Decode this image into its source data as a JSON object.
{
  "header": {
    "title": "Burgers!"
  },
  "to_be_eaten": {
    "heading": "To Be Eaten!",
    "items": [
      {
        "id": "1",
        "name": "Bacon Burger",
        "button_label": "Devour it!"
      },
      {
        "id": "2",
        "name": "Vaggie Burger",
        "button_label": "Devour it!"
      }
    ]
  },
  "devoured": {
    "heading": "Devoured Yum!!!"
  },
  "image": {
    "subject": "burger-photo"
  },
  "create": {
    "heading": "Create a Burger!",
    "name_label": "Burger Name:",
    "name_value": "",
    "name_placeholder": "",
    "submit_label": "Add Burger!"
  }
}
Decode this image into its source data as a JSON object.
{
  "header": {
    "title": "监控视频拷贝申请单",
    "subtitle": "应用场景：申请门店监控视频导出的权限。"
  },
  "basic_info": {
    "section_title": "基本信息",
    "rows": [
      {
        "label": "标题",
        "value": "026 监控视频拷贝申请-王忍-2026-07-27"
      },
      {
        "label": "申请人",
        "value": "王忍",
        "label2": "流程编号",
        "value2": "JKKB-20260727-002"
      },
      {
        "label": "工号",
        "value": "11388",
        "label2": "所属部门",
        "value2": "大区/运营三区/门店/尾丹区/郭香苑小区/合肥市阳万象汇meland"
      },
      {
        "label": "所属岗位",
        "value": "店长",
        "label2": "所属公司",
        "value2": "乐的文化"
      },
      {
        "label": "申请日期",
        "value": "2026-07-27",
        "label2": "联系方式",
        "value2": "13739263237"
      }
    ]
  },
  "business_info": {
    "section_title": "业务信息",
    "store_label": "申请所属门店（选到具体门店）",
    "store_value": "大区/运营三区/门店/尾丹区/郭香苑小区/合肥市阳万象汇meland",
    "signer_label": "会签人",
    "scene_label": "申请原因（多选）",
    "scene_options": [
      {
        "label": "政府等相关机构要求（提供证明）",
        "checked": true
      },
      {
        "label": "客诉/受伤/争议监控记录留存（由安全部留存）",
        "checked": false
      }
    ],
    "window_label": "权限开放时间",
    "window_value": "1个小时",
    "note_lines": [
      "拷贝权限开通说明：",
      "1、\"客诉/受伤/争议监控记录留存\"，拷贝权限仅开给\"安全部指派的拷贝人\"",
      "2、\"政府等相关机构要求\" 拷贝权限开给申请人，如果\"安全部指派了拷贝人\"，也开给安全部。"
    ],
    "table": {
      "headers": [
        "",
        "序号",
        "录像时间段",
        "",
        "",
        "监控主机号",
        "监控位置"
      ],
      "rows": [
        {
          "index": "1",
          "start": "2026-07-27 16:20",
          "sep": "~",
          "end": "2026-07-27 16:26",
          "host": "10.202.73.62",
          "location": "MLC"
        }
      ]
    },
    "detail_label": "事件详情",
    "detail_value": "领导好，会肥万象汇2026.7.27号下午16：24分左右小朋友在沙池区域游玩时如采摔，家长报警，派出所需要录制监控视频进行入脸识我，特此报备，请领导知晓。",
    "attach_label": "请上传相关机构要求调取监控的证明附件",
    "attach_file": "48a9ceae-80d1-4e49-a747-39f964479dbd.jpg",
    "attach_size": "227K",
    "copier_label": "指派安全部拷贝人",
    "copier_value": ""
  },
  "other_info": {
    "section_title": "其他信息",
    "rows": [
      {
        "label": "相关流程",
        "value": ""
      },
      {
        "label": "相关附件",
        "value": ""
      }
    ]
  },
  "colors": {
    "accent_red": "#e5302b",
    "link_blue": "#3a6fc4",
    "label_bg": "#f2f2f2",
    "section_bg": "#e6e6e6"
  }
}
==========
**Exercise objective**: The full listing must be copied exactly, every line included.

**Written response**:
Decode this image into its source data as a JSON object.
{
  "header": {
    "title": "Burgers!"
  },
  "to_be_eaten": {
    "heading": "To Be Eaten!",
    "items": [
      {
        "id": "1",
        "name": "Bacon Burger",
        "button_label": "Devour it!"
      },
      {
        "id": "2",
        "name": "Vaggie Burger",
        "button_label": "Devour it!"
      }
    ]
  },
  "devoured": {
    "heading": "Devoured Yum!!!"
  },
  "image": {
    "subject": "burger-photo"
  },
  "create": {
    "heading": "Create a Burger!",
    "name_label": "Burger Name:",
    "name_value": "",
    "name_placeholder": "",
    "submit_label": "Add Burger!"
  }
}
Decode this image into its source data as a JSON object.
{
  "header": {
    "title": "监控视频拷贝申请单",
    "subtitle": "应用场景：申请门店监控视频导出的权限。"
  },
  "basic_info": {
    "section_title": "基本信息",
    "rows": [
      {
        "label": "标题",
        "value": "026 监控视频拷贝申请-王忍-2026-07-27"
      },
      {
        "label": "申请人",
        "value": "王忍",
        "label2": "流程编号",
        "value2": "JKKB-20260727-002"
      },
      {
        "label": "工号",
        "value": "11388",
        "label2": "所属部门",
        "value2": "大区/运营三区/门店/尾丹区/郭香苑小区/合肥市阳万象汇meland"
      },
      {
        "label": "所属岗位",
        "value": "店长",
        "label2": "所属公司",
        "value2": "乐的文化"
      },
      {
        "label": "申请日期",
        "value": "2026-07-27",
        "label2": "联系方式",
        "value2": "13739263237"
      }
    ]
  },
  "business_info": {
    "section_title": "业务信息",
    "store_label": "申请所属门店（选到具体门店）",
    "store_value": "大区/运营三区/门店/尾丹区/郭香苑小区/合肥市阳万象汇meland",
    "signer_label": "会签人",
    "scene_label": "申请原因（多选）",
    "scene_options": [
      {
        "label": "政府等相关机构要求（提供证明）",
        "checked": true
      },
      {
        "label": "客诉/受伤/争议监控记录留存（由安全部留存）",
        "checked": false
      }
    ],
    "window_label": "权限开放时间",
    "window_value": "1个小时",
    "note_lines": [
      "拷贝权限开通说明：",
      "1、\"客诉/受伤/争议监控记录留存\"，拷贝权限仅开给\"安全部指派的拷贝人\"",
      "2、\"政府等相关机构要求\" 拷贝权限开给申请人，如果\"安全部指派了拷贝人\"，也开给安全部。"
    ],
    "table": {
      "headers": [
        "",
        "序号",
        "录像时间段",
        "",
        "",
        "监控主机号",
        "监控位置"
      ],
      "rows": [
        {
          "index": "1",
          "start": "2026-07-27 16:20",
          "sep": "~",
          "end": "2026-07-27 16:26",
          "host": "10.202.73.62",
          "location": "MLC"
        }
      ]
    },
    "detail_label": "事件详情",
    "detail_value": "领导好，会肥万象汇2026.7.27号下午16：24分左右小朋友在沙池区域游玩时如采摔，家长报警，派出所需要录制监控视频进行入脸识我，特此报备，请领导知晓。",
    "attach_label": "请上传相关机构要求调取监控的证明附件",
    "attach_file": "48a9ceae-80d1-4e49-a747-39f964479dbd.jpg",
    "attach_size": "227K",
    "copier_label": "指派安全部拷贝人",
    "copier_value": ""
  },
  "other_info": {
    "section_title": "其他信息",
    "rows": [
      {
        "label": "相关流程",
        "value": ""
      },
      {
        "label": "相关附件",
        "value": ""
      }
    ]
  },
  "colors": {
    "accent_red": "#e5302b",
    "link_blue": "#3a6fc4",
    "label_bg": "#f2f2f2",
    "section_bg": "#e6e6e6"
  }
}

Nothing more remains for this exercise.